While the Bollywood-style take on A Midsummer Night’s Dream might be the most talked-about theater production this weekend, the AHANA Collective Theatre also showed their dramatic talent this past Thursday at Arts Fest with three one-act comedies.
Amidst the noise of students passing through O’Neill Plaza, a small group of diverse theater students explored cultural diversity in a lighthearted but nonetheless genuine way. The first play performed, titled Dead Bolivians on a Raft, was written by playwright Guillermo Reyes and directed by Thais Menendez, A&S ’14. In the comedy, a young writer informs his Salvadoran parents that his unhappy play about immigration is being casted. The parents, themselves immigrants with high aspirations, wish to be cast in the main roles to show audiences the true story of the immigrant and to ensure that their son’s play has a happy ending. While this play, at first glance, seemed to be written mostly for laughs, it deals with tough questions about the assimilation of immigrants that don’t necessarily have easy answers.
Next came Trying to Find Chinatown. This was the most well known of the three plays, as it was written by Tony award-winner David Henry Hwang. While very funny, the play dealt more seriously and directly with race issues then ACT’s other two selections. Kristin Drew, A&S ’12, and Alexandra Lewis, A&S ’14, played an Asian American street violinist, Ronnie, and a seemingly ignorant white girl, Elizabeth, respectively. When Elizabeth stops to talk to Ronnie about Asian culture, Ronnie becomes enraged that a white stranger dared talk to her about her race as if she could relate. Elizabeth then reveals that she was raised by Asian Americans herself, which causes Ronnie to view race relations in a more level-headed way. Performed captivatingly by Drew and Lewis, Trying to Find Chinatown showed the harm in making assumptions about race through humor and heart.
Last but not least was Classyass, written by playwright Caleen Sinnette Jennings and directed by Hana Hyseni, A&S ’13. Its story followed Ama (Scott Jean, A&S ’14), an African American classical radio host/college student who finds himself in an uncomfortable situation when a listener, BigB (Tadala Jumbe, A&S ’14), comes into his studio to talk to him. BigB appears homeless, and every attempt she makes at conversation is quickly shot down by Ama, who just wants the woman out of his studio. At play’s end, Ama discovers that BigB is actually the daughter of his school’s dean, who left school to work at a homeless shelter due to judgmental peers like Ama. While most of the play squeezes laughs out of an awk
ward situation, its hidden message becomes clear at its end: don’t judge a book by its cover.

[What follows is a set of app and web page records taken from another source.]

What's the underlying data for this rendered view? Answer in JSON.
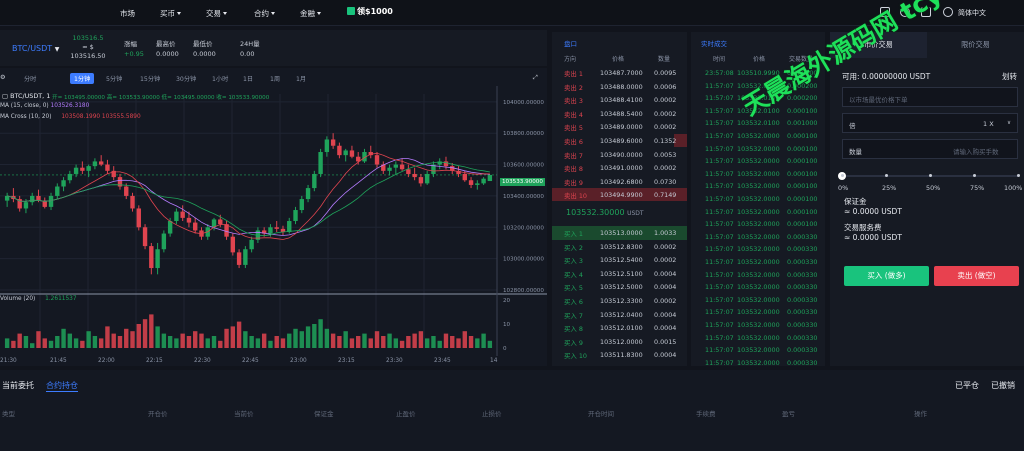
{
  "topbar": {
    "nav": [
      "市场",
      "买币",
      "交易",
      "合约",
      "金融"
    ],
    "gift": "领$1000",
    "lang": "简体中文"
  },
  "ticker": {
    "symbol": "BTC/USDT",
    "price_top": "103516.5",
    "price_eq": "≈ $",
    "price_bottom": "103516.50",
    "change_lbl": "涨幅",
    "change_val": "+0.95",
    "high_lbl": "最高价",
    "high_val": "0.0000",
    "low_lbl": "最低价",
    "low_val": "0.0000",
    "vol_lbl": "24H量",
    "vol_val": "0.00"
  },
  "chart": {
    "timeframes": [
      "分时",
      "1分钟",
      "5分钟",
      "15分钟",
      "30分钟",
      "1小时",
      "1日",
      "1周",
      "1月"
    ],
    "active_tf": "1分钟",
    "legend_title": "BTC/USDT, 1",
    "ohlc": "开= 103495.00000  高= 103533.90000  低= 103495.00000  收= 103533.90000",
    "ma_label": "MA (15, close, 0)",
    "ma_val": "103526.3180",
    "macross_label": "MA Cross (10, 20)",
    "macross_vals": "103508.1990  103555.5890",
    "y_ticks": [
      "104000.00000",
      "103800.00000",
      "103600.00000",
      "103533.90000",
      "103400.00000",
      "103200.00000",
      "103000.00000",
      "102800.00000"
    ],
    "x_ticks": [
      "21:30",
      "21:45",
      "22:00",
      "22:15",
      "22:30",
      "22:45",
      "23:00",
      "23:15",
      "23:30",
      "23:45",
      "14"
    ],
    "volume_label": "Volume (20)",
    "volume_val": "1.2611537",
    "vol_ticks": [
      "20",
      "10",
      "0"
    ],
    "current_price": "103533.90000"
  },
  "chart_data": {
    "type": "candlestick",
    "title": "BTC/USDT, 1",
    "ylim": [
      102800,
      104050
    ],
    "candles": [
      [
        103370,
        103420,
        103330,
        103400
      ],
      [
        103400,
        103450,
        103360,
        103380
      ],
      [
        103380,
        103400,
        103300,
        103320
      ],
      [
        103320,
        103380,
        103290,
        103360
      ],
      [
        103360,
        103420,
        103340,
        103400
      ],
      [
        103400,
        103440,
        103360,
        103370
      ],
      [
        103370,
        103390,
        103320,
        103330
      ],
      [
        103330,
        103420,
        103310,
        103400
      ],
      [
        103400,
        103480,
        103380,
        103460
      ],
      [
        103460,
        103520,
        103430,
        103500
      ],
      [
        103500,
        103560,
        103480,
        103540
      ],
      [
        103540,
        103600,
        103520,
        103580
      ],
      [
        103580,
        103620,
        103540,
        103560
      ],
      [
        103560,
        103600,
        103520,
        103590
      ],
      [
        103590,
        103640,
        103570,
        103620
      ],
      [
        103620,
        103660,
        103590,
        103600
      ],
      [
        103600,
        103630,
        103540,
        103560
      ],
      [
        103560,
        103590,
        103500,
        103520
      ],
      [
        103520,
        103540,
        103440,
        103460
      ],
      [
        103460,
        103480,
        103380,
        103400
      ],
      [
        103400,
        103420,
        103300,
        103320
      ],
      [
        103320,
        103340,
        103180,
        103200
      ],
      [
        103200,
        103220,
        103060,
        103080
      ],
      [
        103080,
        103100,
        102900,
        102940
      ],
      [
        102940,
        103100,
        102900,
        103060
      ],
      [
        103060,
        103180,
        103040,
        103160
      ],
      [
        103160,
        103260,
        103140,
        103240
      ],
      [
        103240,
        103320,
        103220,
        103300
      ],
      [
        103300,
        103340,
        103240,
        103260
      ],
      [
        103260,
        103300,
        103200,
        103230
      ],
      [
        103230,
        103260,
        103160,
        103180
      ],
      [
        103180,
        103200,
        103120,
        103140
      ],
      [
        103140,
        103220,
        103120,
        103200
      ],
      [
        103200,
        103260,
        103180,
        103250
      ],
      [
        103250,
        103280,
        103200,
        103220
      ],
      [
        103220,
        103240,
        103120,
        103140
      ],
      [
        103140,
        103160,
        103020,
        103040
      ],
      [
        103040,
        103060,
        102940,
        102960
      ],
      [
        102960,
        103080,
        102940,
        103060
      ],
      [
        103060,
        103140,
        103040,
        103120
      ],
      [
        103120,
        103200,
        103100,
        103180
      ],
      [
        103180,
        103200,
        103140,
        103160
      ],
      [
        103160,
        103220,
        103140,
        103200
      ],
      [
        103200,
        103240,
        103170,
        103190
      ],
      [
        103190,
        103210,
        103150,
        103170
      ],
      [
        103170,
        103260,
        103160,
        103240
      ],
      [
        103240,
        103330,
        103220,
        103310
      ],
      [
        103310,
        103400,
        103290,
        103380
      ],
      [
        103380,
        103470,
        103360,
        103450
      ],
      [
        103450,
        103560,
        103430,
        103540
      ],
      [
        103540,
        103700,
        103520,
        103680
      ],
      [
        103680,
        103780,
        103650,
        103760
      ],
      [
        103760,
        103800,
        103700,
        103720
      ],
      [
        103720,
        103740,
        103640,
        103660
      ],
      [
        103660,
        103700,
        103620,
        103690
      ],
      [
        103690,
        103720,
        103640,
        103650
      ],
      [
        103650,
        103680,
        103600,
        103620
      ],
      [
        103620,
        103700,
        103610,
        103680
      ],
      [
        103680,
        103720,
        103640,
        103660
      ],
      [
        103660,
        103680,
        103580,
        103600
      ],
      [
        103600,
        103620,
        103540,
        103560
      ],
      [
        103560,
        103600,
        103530,
        103580
      ],
      [
        103580,
        103620,
        103540,
        103600
      ],
      [
        103600,
        103640,
        103560,
        103570
      ],
      [
        103570,
        103600,
        103520,
        103540
      ],
      [
        103540,
        103580,
        103500,
        103520
      ],
      [
        103520,
        103540,
        103460,
        103480
      ],
      [
        103480,
        103560,
        103470,
        103540
      ],
      [
        103540,
        103620,
        103520,
        103600
      ],
      [
        103600,
        103640,
        103570,
        103620
      ],
      [
        103620,
        103650,
        103570,
        103590
      ],
      [
        103590,
        103610,
        103540,
        103560
      ],
      [
        103560,
        103590,
        103520,
        103540
      ],
      [
        103540,
        103560,
        103490,
        103500
      ],
      [
        103500,
        103520,
        103450,
        103470
      ],
      [
        103470,
        103500,
        103440,
        103480
      ],
      [
        103480,
        103520,
        103470,
        103510
      ],
      [
        103495,
        103534,
        103495,
        103534
      ]
    ],
    "volume": [
      4,
      3,
      6,
      5,
      2,
      7,
      4,
      3,
      5,
      8,
      6,
      4,
      3,
      7,
      5,
      4,
      9,
      6,
      5,
      8,
      7,
      10,
      12,
      14,
      9,
      6,
      5,
      4,
      6,
      5,
      7,
      6,
      4,
      5,
      3,
      8,
      9,
      11,
      7,
      5,
      4,
      6,
      3,
      5,
      4,
      6,
      8,
      7,
      9,
      10,
      12,
      8,
      6,
      5,
      7,
      4,
      5,
      6,
      4,
      7,
      5,
      6,
      4,
      3,
      5,
      6,
      7,
      4,
      5,
      3,
      6,
      5,
      4,
      7,
      5,
      4,
      6,
      3
    ],
    "x_labels": [
      "21:30",
      "21:45",
      "22:00",
      "22:15",
      "22:30",
      "22:45",
      "23:00",
      "23:15",
      "23:30",
      "23:45"
    ]
  },
  "orderbook": {
    "title": "盘口",
    "cols": [
      "方向",
      "价格",
      "数量"
    ],
    "asks": [
      {
        "side": "卖出 1",
        "price": "103487.7000",
        "qty": "0.0095"
      },
      {
        "side": "卖出 2",
        "price": "103488.0000",
        "qty": "0.0006"
      },
      {
        "side": "卖出 3",
        "price": "103488.4100",
        "qty": "0.0002"
      },
      {
        "side": "卖出 4",
        "price": "103488.5400",
        "qty": "0.0002"
      },
      {
        "side": "卖出 5",
        "price": "103489.0000",
        "qty": "0.0002"
      },
      {
        "side": "卖出 6",
        "price": "103489.6000",
        "qty": "0.1352"
      },
      {
        "side": "卖出 7",
        "price": "103490.0000",
        "qty": "0.0053"
      },
      {
        "side": "卖出 8",
        "price": "103491.0000",
        "qty": "0.0002"
      },
      {
        "side": "卖出 9",
        "price": "103492.6800",
        "qty": "0.0730"
      },
      {
        "side": "卖出 10",
        "price": "103494.9900",
        "qty": "0.7149"
      }
    ],
    "mid_price": "103532.30000",
    "mid_unit": "USDT",
    "bids": [
      {
        "side": "买入 1",
        "price": "103513.0000",
        "qty": "1.0033"
      },
      {
        "side": "买入 2",
        "price": "103512.8300",
        "qty": "0.0002"
      },
      {
        "side": "买入 3",
        "price": "103512.5400",
        "qty": "0.0002"
      },
      {
        "side": "买入 4",
        "price": "103512.5100",
        "qty": "0.0004"
      },
      {
        "side": "买入 5",
        "price": "103512.5000",
        "qty": "0.0004"
      },
      {
        "side": "买入 6",
        "price": "103512.3300",
        "qty": "0.0002"
      },
      {
        "side": "买入 7",
        "price": "103512.0400",
        "qty": "0.0004"
      },
      {
        "side": "买入 8",
        "price": "103512.0100",
        "qty": "0.0004"
      },
      {
        "side": "买入 9",
        "price": "103512.0000",
        "qty": "0.0015"
      },
      {
        "side": "买入 10",
        "price": "103511.8300",
        "qty": "0.0004"
      }
    ]
  },
  "trades": {
    "title": "实时成交",
    "cols": [
      "时间",
      "价格",
      "交易数量"
    ],
    "rows": [
      {
        "t": "23:57:08",
        "p": "103510.9990",
        "q": "0.628000"
      },
      {
        "t": "11:57:07",
        "p": "103532.0100",
        "q": "0.000200"
      },
      {
        "t": "11:57:07",
        "p": "103532.0100",
        "q": "0.000200"
      },
      {
        "t": "11:57:07",
        "p": "103532.0100",
        "q": "0.000100"
      },
      {
        "t": "11:57:07",
        "p": "103532.0100",
        "q": "0.001000"
      },
      {
        "t": "11:57:07",
        "p": "103532.0000",
        "q": "0.000100"
      },
      {
        "t": "11:57:07",
        "p": "103532.0000",
        "q": "0.000100"
      },
      {
        "t": "11:57:07",
        "p": "103532.0000",
        "q": "0.000100"
      },
      {
        "t": "11:57:07",
        "p": "103532.0000",
        "q": "0.000100"
      },
      {
        "t": "11:57:07",
        "p": "103532.0000",
        "q": "0.000100"
      },
      {
        "t": "11:57:07",
        "p": "103532.0000",
        "q": "0.000100"
      },
      {
        "t": "11:57:07",
        "p": "103532.0000",
        "q": "0.000100"
      },
      {
        "t": "11:57:07",
        "p": "103532.0000",
        "q": "0.000100"
      },
      {
        "t": "11:57:07",
        "p": "103532.0000",
        "q": "0.000330"
      },
      {
        "t": "11:57:07",
        "p": "103532.0000",
        "q": "0.000330"
      },
      {
        "t": "11:57:07",
        "p": "103532.0000",
        "q": "0.000330"
      },
      {
        "t": "11:57:07",
        "p": "103532.0000",
        "q": "0.000330"
      },
      {
        "t": "11:57:07",
        "p": "103532.0000",
        "q": "0.000330"
      },
      {
        "t": "11:57:07",
        "p": "103532.0000",
        "q": "0.000330"
      },
      {
        "t": "11:57:07",
        "p": "103532.0000",
        "q": "0.000330"
      },
      {
        "t": "11:57:07",
        "p": "103532.0000",
        "q": "0.000330"
      },
      {
        "t": "11:57:07",
        "p": "103532.0000",
        "q": "0.000330"
      },
      {
        "t": "11:57:07",
        "p": "103532.0000",
        "q": "0.000330"
      },
      {
        "t": "11:57:07",
        "p": "103532.0000",
        "q": "0.000330"
      },
      {
        "t": "11:57:07",
        "p": "103531.9500",
        "q": "0.001000"
      }
    ]
  },
  "orderform": {
    "tab_market": "市价交易",
    "tab_limit": "限价交易",
    "available": "可用: 0.00000000 USDT",
    "transfer": "划转",
    "price_placeholder": "以市场最优价格下单",
    "leverage_lbl": "倍",
    "leverage_val": "1 X",
    "qty_lbl": "数量",
    "qty_placeholder": "请输入购买手数",
    "slider_ticks": [
      "0%",
      "25%",
      "50%",
      "75%",
      "100%"
    ],
    "slider_value": 0,
    "margin_lbl": "保证金",
    "margin_val": "≈ 0.0000 USDT",
    "fee_lbl": "交易服务费",
    "fee_val": "≈ 0.0000 USDT",
    "buy_btn": "买入 (做多)",
    "sell_btn": "卖出 (做空)"
  },
  "bottom": {
    "tab_orders": "当前委托",
    "tab_positions": "合约持仓",
    "close_all": "已平仓",
    "cancelled": "已撤销",
    "cols": [
      "类型",
      "开仓价",
      "当前价",
      "保证金",
      "止盈价",
      "止损价",
      "开仓时间",
      "手续费",
      "盈亏",
      "操作"
    ]
  },
  "colors": {
    "up": "#1fa35b",
    "down": "#e0444f",
    "accent": "#3d7cff"
  },
  "watermark": "天晨海外源码网 tcym.cc"
}
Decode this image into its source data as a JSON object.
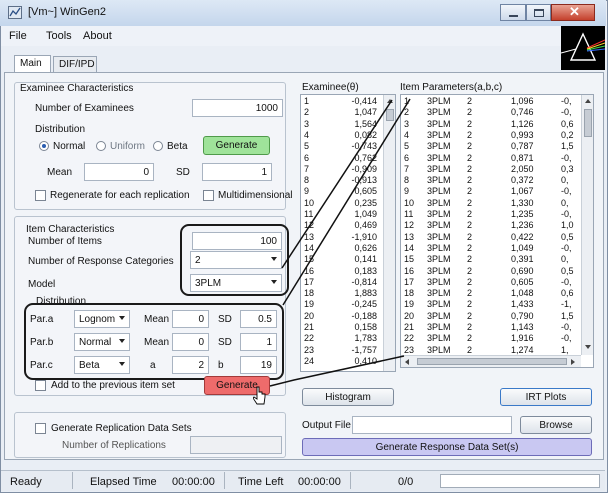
{
  "window": {
    "title": "[Vm~] WinGen2"
  },
  "menu": [
    "File",
    "Tools",
    "About"
  ],
  "tabs": [
    "Main",
    "DIF/IPD"
  ],
  "examinee": {
    "group_title": "Examinee Characteristics",
    "number_label": "Number of Examinees",
    "number_value": "1000",
    "distribution_label": "Distribution",
    "dist_options": [
      "Normal",
      "Uniform",
      "Beta"
    ],
    "generate_label": "Generate",
    "mean_label": "Mean",
    "mean_value": "0",
    "sd_label": "SD",
    "sd_value": "1",
    "regenerate_label": "Regenerate for each replication",
    "multidimensional_label": "Multidimensional"
  },
  "item": {
    "group_title": "Item Characteristics",
    "number_label": "Number of Items",
    "number_value": "100",
    "categories_label": "Number of Response Categories",
    "categories_value": "2",
    "model_label": "Model",
    "model_value": "3PLM",
    "distribution_label": "Distribution",
    "params": [
      {
        "name": "Par.a",
        "dist": "Lognom",
        "p1_label": "Mean",
        "p1": "0",
        "p2_label": "SD",
        "p2": "0.5"
      },
      {
        "name": "Par.b",
        "dist": "Normal",
        "p1_label": "Mean",
        "p1": "0",
        "p2_label": "SD",
        "p2": "1"
      },
      {
        "name": "Par.c",
        "dist": "Beta",
        "p1_label": "a",
        "p1": "2",
        "p2_label": "b",
        "p2": "19"
      }
    ],
    "add_previous_label": "Add to the previous item set",
    "generate_label": "Generate"
  },
  "replication": {
    "group_title": "Generate Replication Data Sets",
    "number_label": "Number of Replications",
    "number_value": ""
  },
  "examinee_list": {
    "header": "Examinee(θ)",
    "rows": [
      [
        "1",
        "-0,414"
      ],
      [
        "2",
        "1,047"
      ],
      [
        "3",
        "1,564"
      ],
      [
        "4",
        "0,082"
      ],
      [
        "5",
        "-0,743"
      ],
      [
        "6",
        "0,762"
      ],
      [
        "7",
        "-0,909"
      ],
      [
        "8",
        "-0,913"
      ],
      [
        "9",
        "0,605"
      ],
      [
        "10",
        "0,235"
      ],
      [
        "11",
        "1,049"
      ],
      [
        "12",
        "0,469"
      ],
      [
        "13",
        "-1,910"
      ],
      [
        "14",
        "0,626"
      ],
      [
        "15",
        "0,141"
      ],
      [
        "16",
        "0,183"
      ],
      [
        "17",
        "-0,814"
      ],
      [
        "18",
        "1,883"
      ],
      [
        "19",
        "-0,245"
      ],
      [
        "20",
        "-0,188"
      ],
      [
        "21",
        "0,158"
      ],
      [
        "22",
        "1,783"
      ],
      [
        "23",
        "-1,757"
      ],
      [
        "24",
        "0,410"
      ]
    ]
  },
  "item_list": {
    "header": "Item Parameters(a,b,c)",
    "rows": [
      [
        "1",
        "3PLM",
        "2",
        "1,096",
        "-0,"
      ],
      [
        "2",
        "3PLM",
        "2",
        "0,746",
        "-0,"
      ],
      [
        "3",
        "3PLM",
        "2",
        "1,126",
        "0,6"
      ],
      [
        "4",
        "3PLM",
        "2",
        "0,993",
        "0,2"
      ],
      [
        "5",
        "3PLM",
        "2",
        "0,787",
        "1,5"
      ],
      [
        "6",
        "3PLM",
        "2",
        "0,871",
        "-0,"
      ],
      [
        "7",
        "3PLM",
        "2",
        "2,050",
        "0,3"
      ],
      [
        "8",
        "3PLM",
        "2",
        "0,372",
        "0,"
      ],
      [
        "9",
        "3PLM",
        "2",
        "1,067",
        "-0,"
      ],
      [
        "10",
        "3PLM",
        "2",
        "1,330",
        "0,"
      ],
      [
        "11",
        "3PLM",
        "2",
        "1,235",
        "-0,"
      ],
      [
        "12",
        "3PLM",
        "2",
        "1,236",
        "1,0"
      ],
      [
        "13",
        "3PLM",
        "2",
        "0,422",
        "0,5"
      ],
      [
        "14",
        "3PLM",
        "2",
        "1,049",
        "-0,"
      ],
      [
        "15",
        "3PLM",
        "2",
        "0,391",
        "0,"
      ],
      [
        "16",
        "3PLM",
        "2",
        "0,690",
        "0,5"
      ],
      [
        "17",
        "3PLM",
        "2",
        "0,605",
        "-0,"
      ],
      [
        "18",
        "3PLM",
        "2",
        "1,048",
        "0,6"
      ],
      [
        "19",
        "3PLM",
        "2",
        "1,433",
        "-1,"
      ],
      [
        "20",
        "3PLM",
        "2",
        "0,790",
        "1,5"
      ],
      [
        "21",
        "3PLM",
        "2",
        "1,143",
        "-0,"
      ],
      [
        "22",
        "3PLM",
        "2",
        "1,916",
        "-0,"
      ],
      [
        "23",
        "3PLM",
        "2",
        "1,274",
        "1,"
      ]
    ]
  },
  "buttons": {
    "histogram": "Histogram",
    "irt_plots": "IRT Plots",
    "browse": "Browse",
    "generate_response": "Generate Response Data Set(s)"
  },
  "output": {
    "label": "Output File",
    "value": ""
  },
  "status": {
    "state": "Ready",
    "elapsed_label": "Elapsed Time",
    "elapsed_value": "00:00:00",
    "left_label": "Time Left",
    "left_value": "00:00:00",
    "progress_text": "0/0"
  },
  "colors": {
    "generate_green": "#9fe39a",
    "generate_red": "#ee6b6b",
    "response_blue": "#c9c8f2"
  }
}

Even though all plays were funny, thought-provoking, and well-performed, Classyass stuck with me the most. While both main actors in it were black theater students, little in the dialogue implies that either Ama or BigB need to be African American for the play to be performed. On surface-level, the play does seem to be about race, but its big message is universal. Don’t judge someone by their appearance. The message seems so simple, but it is still worth saying today. AHANA, through all of its arts events, drives this message home effortlessly. Of course, it also celebrates each cultural group individually, but at the end of the day, it manages to unite the entire student body, regardless of race.
Take this year’s ALC Showdown, for instance. Put on by the AHANA Leadership Council, Showdown draws bigger crowds than any other student-organized events, possibly excluding the Fall and Spring Concerts. Many of the dance groups involved in this event are part of cultural clubs at BC. PATU (Presenting Africa To You) featured African American students dancing in a tribal fashion before shifting to the modern with Rihanna. The Hawaii Club also melded their heritage with American music by dancing to traditional Hawaiian music, a Beach Boys tune, and even LMFAO. MASTI, a branch of the South Asian Student Association, brought a unique Indian style of dance to Conte Forum. Irish Step Dance Club brought the intensity and fun of Irish dance to Showdown for the first time. Other cultural groups performed at ALC Showdown as well, and many of them also featured at dance showcases over the weekend at Arts Fest.